…A mission to explore every wild corner on this planet in order to introduce the 50-plus generation to active travel and life-changing experiences in the great outdoors.
And, also very important for us as a group, to give a gift of safety to local families around the world who make our adventures so unique and wonderful.
For me, adventure travel tells the story of what life is all about. Over 25 years ago, in 1987, I founded Walking The World and took my first group of older adults on a 7-day hiking adventure through the slickrock canyons of southeast Utah. The goal then was the same as it is now: to introduce the 50-plus generation to life-changing outdoor travel. And since 1987, thousands of adventurers have joined Walking The World on journeys to more than 23 countries.
While hiking is our primary mode of travel, we enjoy many forms of transport: camels, canoes, sailboats, rafts – and who knows what future trips will include. Our adventures are active, life-changing experiences. Hiking is a full contact sport – total immersion in the wild world. When we lace up our boots and head out with only a pack on our back and our friends around us, we take a step-by-step journey into the world as it really is. When it rains, we put on rain gear; but if it’s not too heavy a downpour, we keep walking. When we meet locals in different countries, we stop to talk. We might invite them to join us or, as is often the case, they invite us into their homes.
Adventure travel is not just about moving from place to place
We also take time on every trip to enjoy the sublime delicacies of life – sipping a full bodied, delicate red wine in Tuscany, enjoying a sunset dinner cruise off the coast of Costa Rica, having lunch near a 400-foot waterfall in Hawaii, or cavorting with seals in the Galapagos Islands off of Ecuador.

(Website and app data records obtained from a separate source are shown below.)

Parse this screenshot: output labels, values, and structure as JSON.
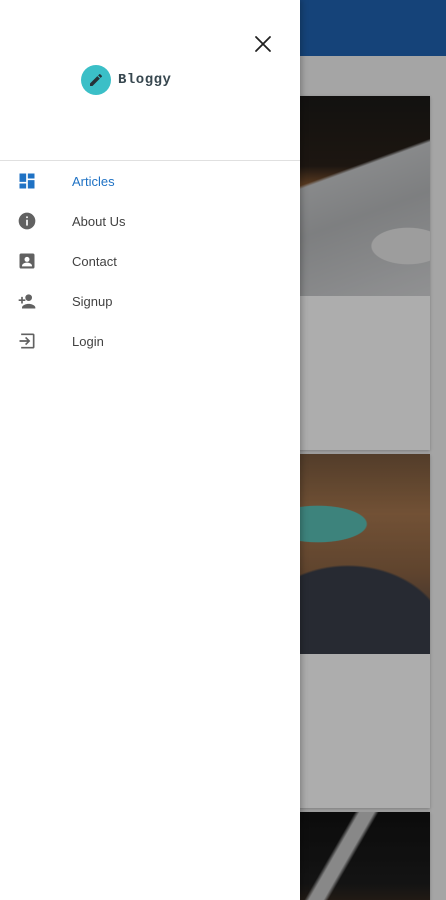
{
  "brand": {
    "name": "Bloggy",
    "logo_icon": "pencil-icon",
    "logo_color": "#3bbfc7"
  },
  "drawer": {
    "close_icon": "close-icon",
    "nav": [
      {
        "label": "Articles",
        "icon": "dashboard-icon",
        "active": true
      },
      {
        "label": "About Us",
        "icon": "info-icon",
        "active": false
      },
      {
        "label": "Contact",
        "icon": "contact-card-icon",
        "active": false
      },
      {
        "label": "Signup",
        "icon": "person-add-icon",
        "active": false
      },
      {
        "label": "Login",
        "icon": "login-icon",
        "active": false
      }
    ]
  },
  "colors": {
    "app_bar": "#1f64b3",
    "active_nav": "#1f72c4",
    "nav_text": "#424242",
    "icon_gray": "#616161"
  }
}
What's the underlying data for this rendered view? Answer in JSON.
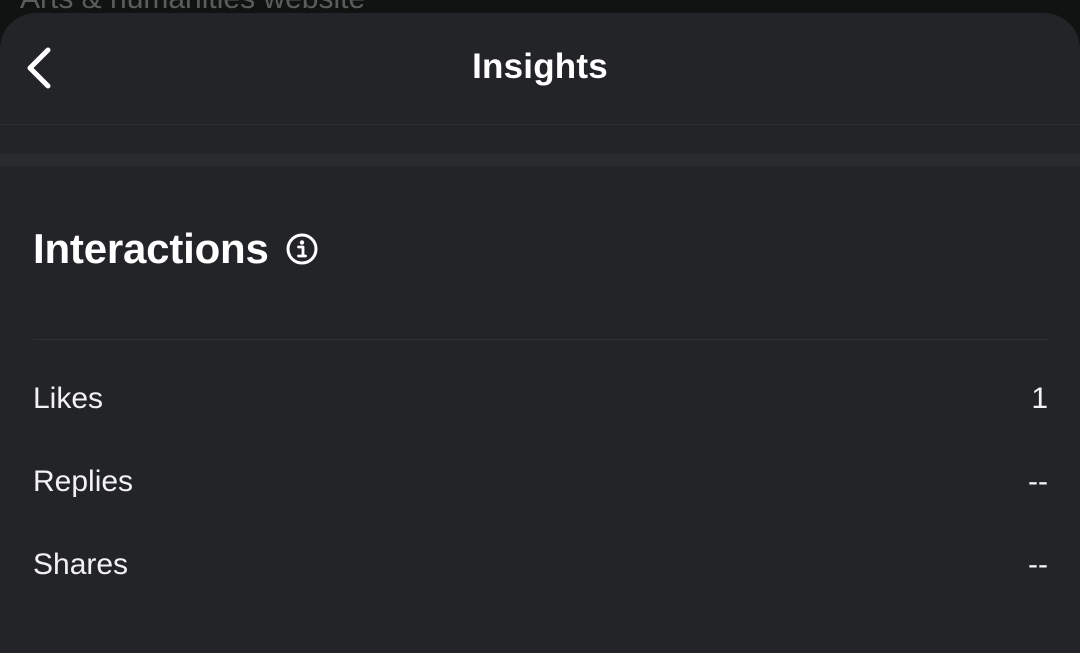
{
  "backdrop": {
    "partial_text": "Arts & humanities website"
  },
  "header": {
    "title": "Insights",
    "back_icon": "chevron-left-icon"
  },
  "interactions": {
    "title": "Interactions",
    "info_icon": "info-icon",
    "rows": [
      {
        "label": "Likes",
        "value": "1"
      },
      {
        "label": "Replies",
        "value": "--"
      },
      {
        "label": "Shares",
        "value": "--"
      }
    ]
  },
  "colors": {
    "sheet_background": "#232428",
    "backdrop": "#0f1311",
    "text": "#ffffff",
    "divider": "#2a2b2f"
  }
}
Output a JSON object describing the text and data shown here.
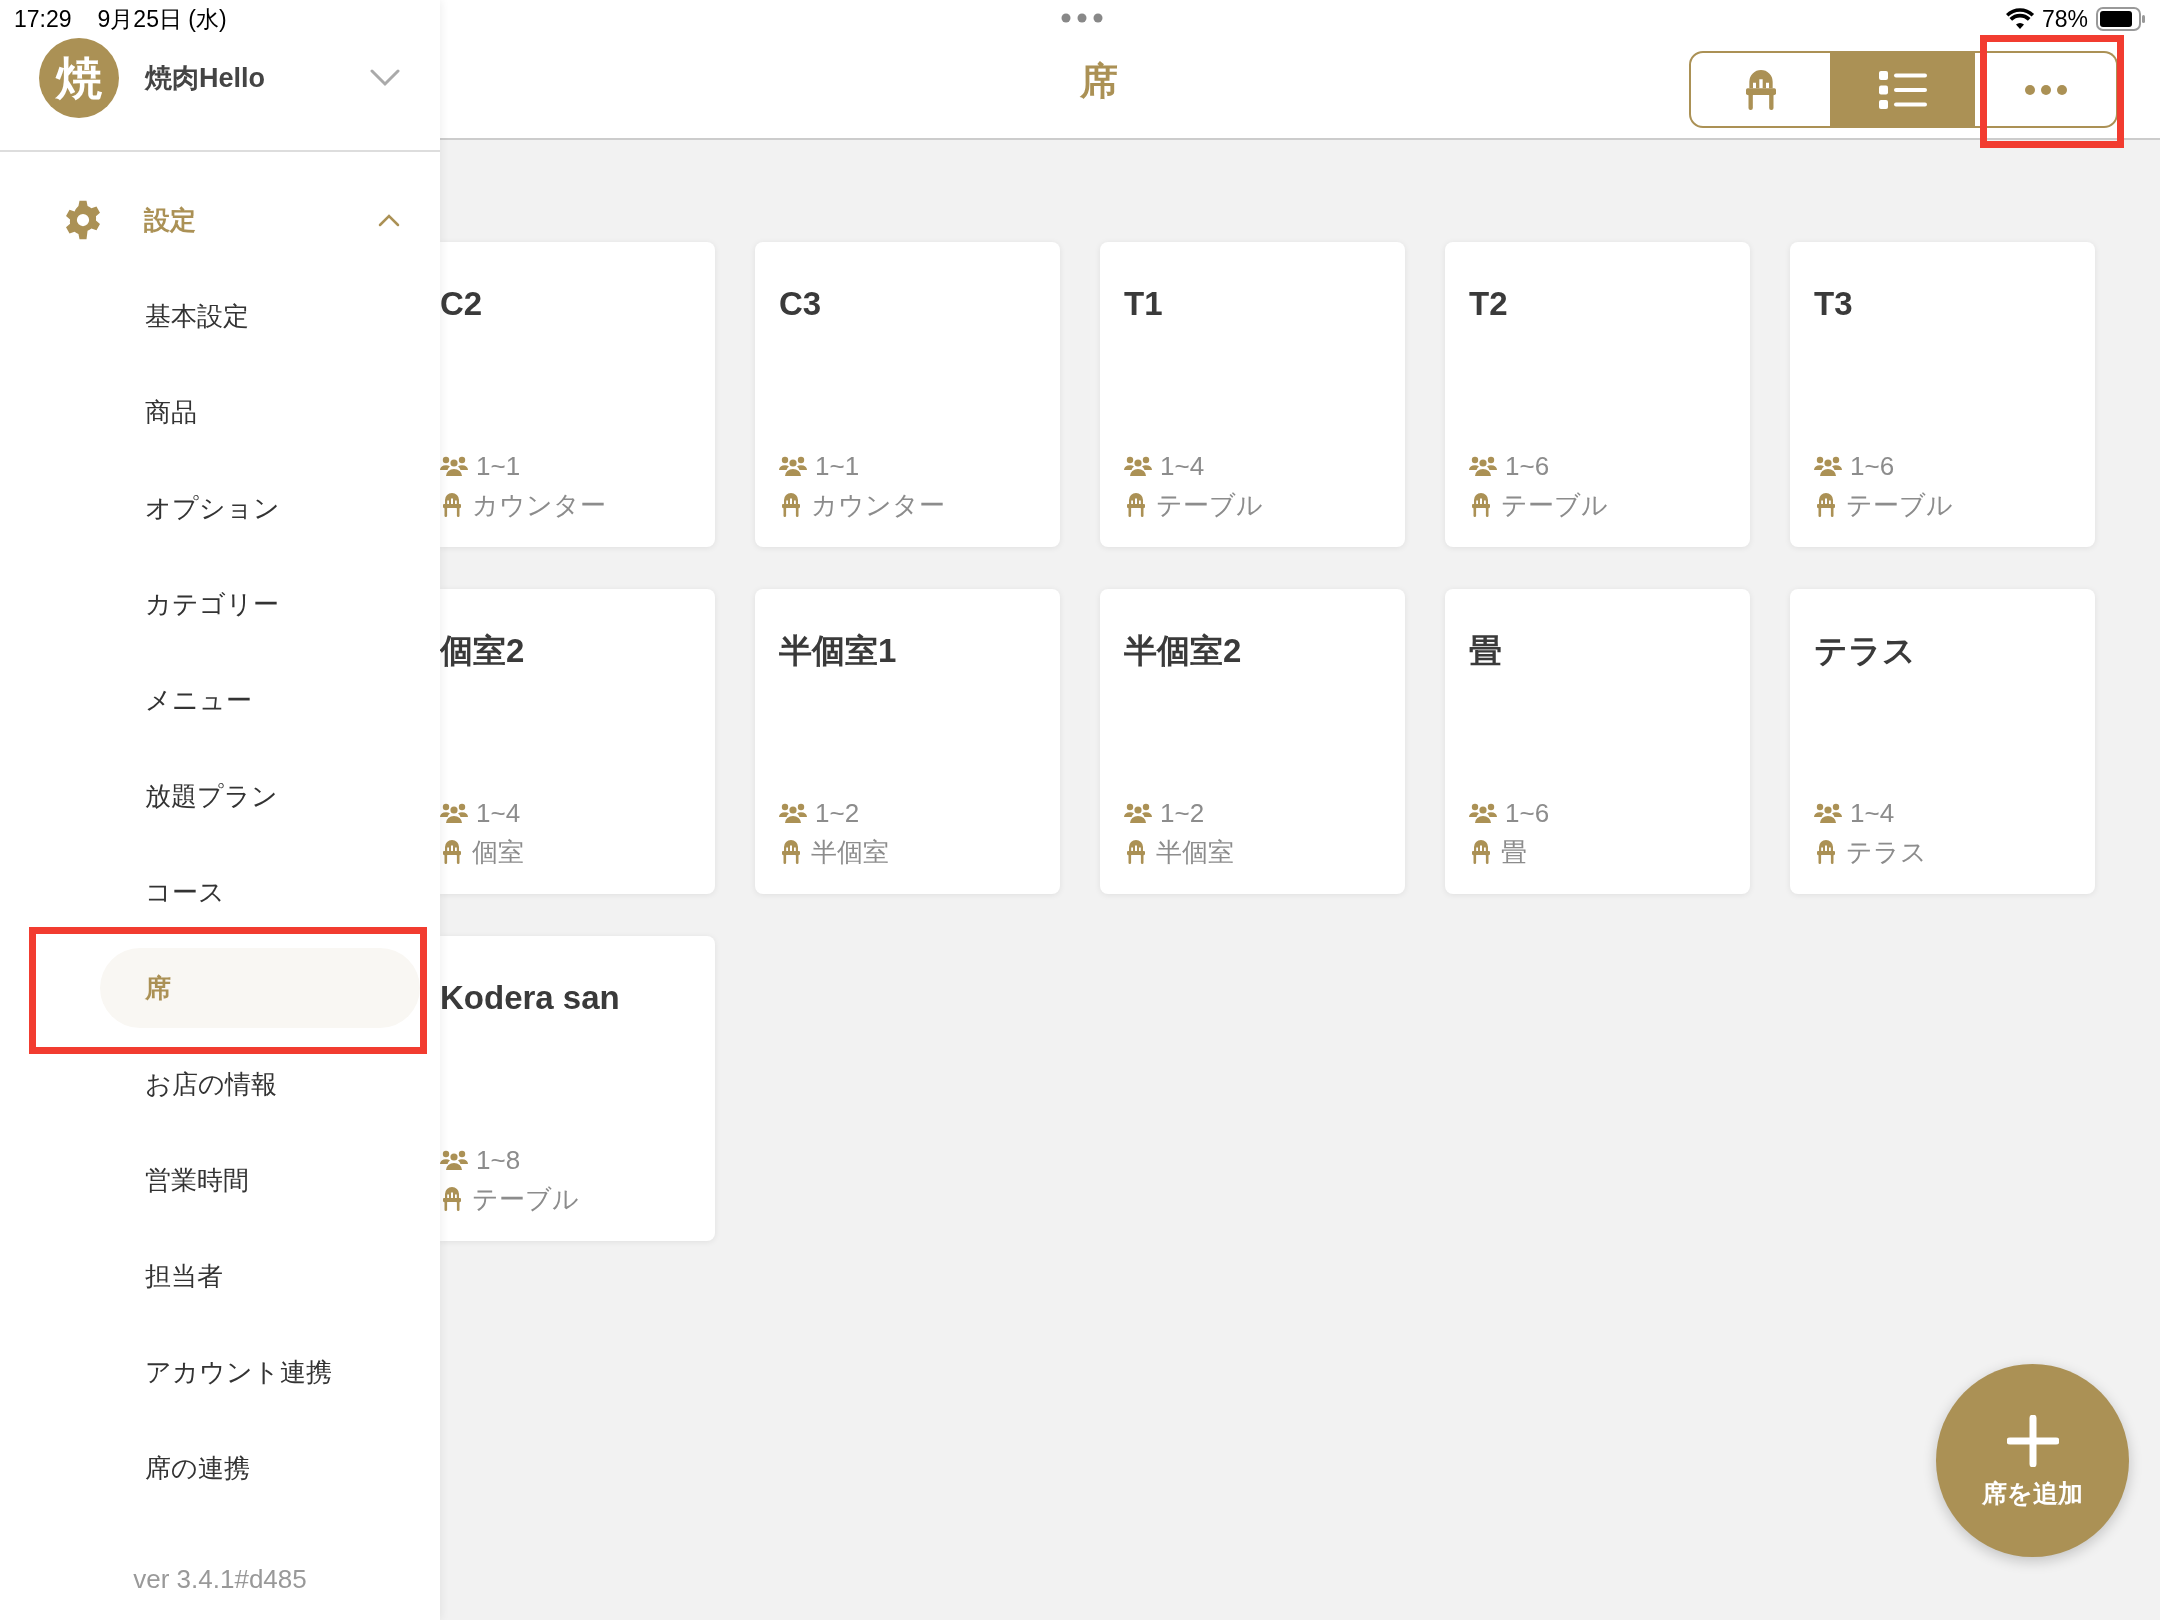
{
  "status_bar": {
    "time": "17:29",
    "date": "9月25日 (水)",
    "battery": "78%"
  },
  "drawer": {
    "avatar": "焼",
    "shop_name": "焼肉Hello",
    "section": {
      "label": "設定",
      "expanded": true
    },
    "items": [
      {
        "label": "基本設定",
        "selected": false,
        "highlight": false
      },
      {
        "label": "商品",
        "selected": false,
        "highlight": false
      },
      {
        "label": "オプション",
        "selected": false,
        "highlight": false
      },
      {
        "label": "カテゴリー",
        "selected": false,
        "highlight": false
      },
      {
        "label": "メニュー",
        "selected": false,
        "highlight": false
      },
      {
        "label": "放題プラン",
        "selected": false,
        "highlight": false
      },
      {
        "label": "コース",
        "selected": false,
        "highlight": false
      },
      {
        "label": "席",
        "selected": true,
        "highlight": true
      },
      {
        "label": "お店の情報",
        "selected": false,
        "highlight": false
      },
      {
        "label": "営業時間",
        "selected": false,
        "highlight": false
      },
      {
        "label": "担当者",
        "selected": false,
        "highlight": false
      },
      {
        "label": "アカウント連携",
        "selected": false,
        "highlight": false
      },
      {
        "label": "席の連携",
        "selected": false,
        "highlight": false
      }
    ],
    "version": "ver 3.4.1#d485"
  },
  "header": {
    "title": "席",
    "view_modes": [
      {
        "kind": "seat",
        "selected": false,
        "highlight": false
      },
      {
        "kind": "list",
        "selected": true,
        "highlight": false
      },
      {
        "kind": "more",
        "selected": false,
        "highlight": true
      }
    ]
  },
  "seats": [
    {
      "name": "C2",
      "capacity": "1~1",
      "type": "カウンター"
    },
    {
      "name": "C3",
      "capacity": "1~1",
      "type": "カウンター"
    },
    {
      "name": "T1",
      "capacity": "1~4",
      "type": "テーブル"
    },
    {
      "name": "T2",
      "capacity": "1~6",
      "type": "テーブル"
    },
    {
      "name": "T3",
      "capacity": "1~6",
      "type": "テーブル"
    },
    {
      "name": "個室2",
      "capacity": "1~4",
      "type": "個室"
    },
    {
      "name": "半個室1",
      "capacity": "1~2",
      "type": "半個室"
    },
    {
      "name": "半個室2",
      "capacity": "1~2",
      "type": "半個室"
    },
    {
      "name": "畳",
      "capacity": "1~6",
      "type": "畳"
    },
    {
      "name": "テラス",
      "capacity": "1~4",
      "type": "テラス"
    },
    {
      "name": "Kodera san",
      "capacity": "1~8",
      "type": "テーブル"
    }
  ],
  "add_button": {
    "label": "席を追加"
  }
}
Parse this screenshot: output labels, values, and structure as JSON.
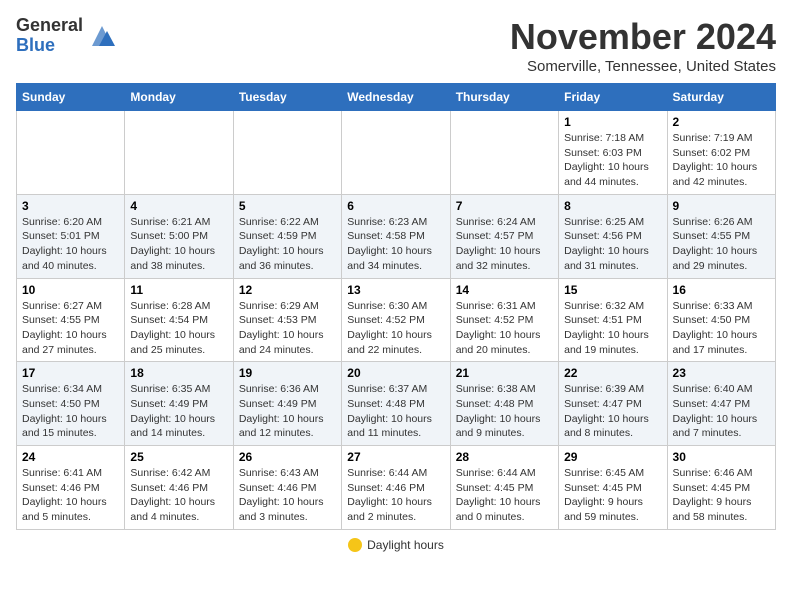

In the years ahead, we’ll be expanding our journeys to include new areas of the world still waiting to be explored: the Dolomites in Italy, the Camino de Santiago in Spain, Madagascar in Africa, and Romania and Bulgaria in Eastern Europe.
There is more to Walking the World than hiking.
Around the world, more than 4 million people in Third World Countries die each year from the smoke they inhale while cooking on a 3-stone cooking fire. More than 85% of those affected are women and children. Replacing one traditional, 3-stone cooking fire – a pile of firewood added to three rocks set on a dirt floor – can save lives and significantly reduce the production of carbon dioxide, toxic smoke, and black carbon. Our program requires that every hiker contributes a stove to one family as part of their trip expense.
My vision is to mobilize the 50-plus population – more than 100 million strong in the U.S. – to provide life- changing experiences, amazing adventures, and providing a cooking stove to as many families as possible along our way. While we’ll be immersing ourselves in the astonishing beauty of the world, we’ll also be saving lives and giving women more time and energy to spend with their families – helping their children to grow up and seek out adventures of their own.
For more posts by Ward Luthi, click here. Ward is a blogger for JenningsWire.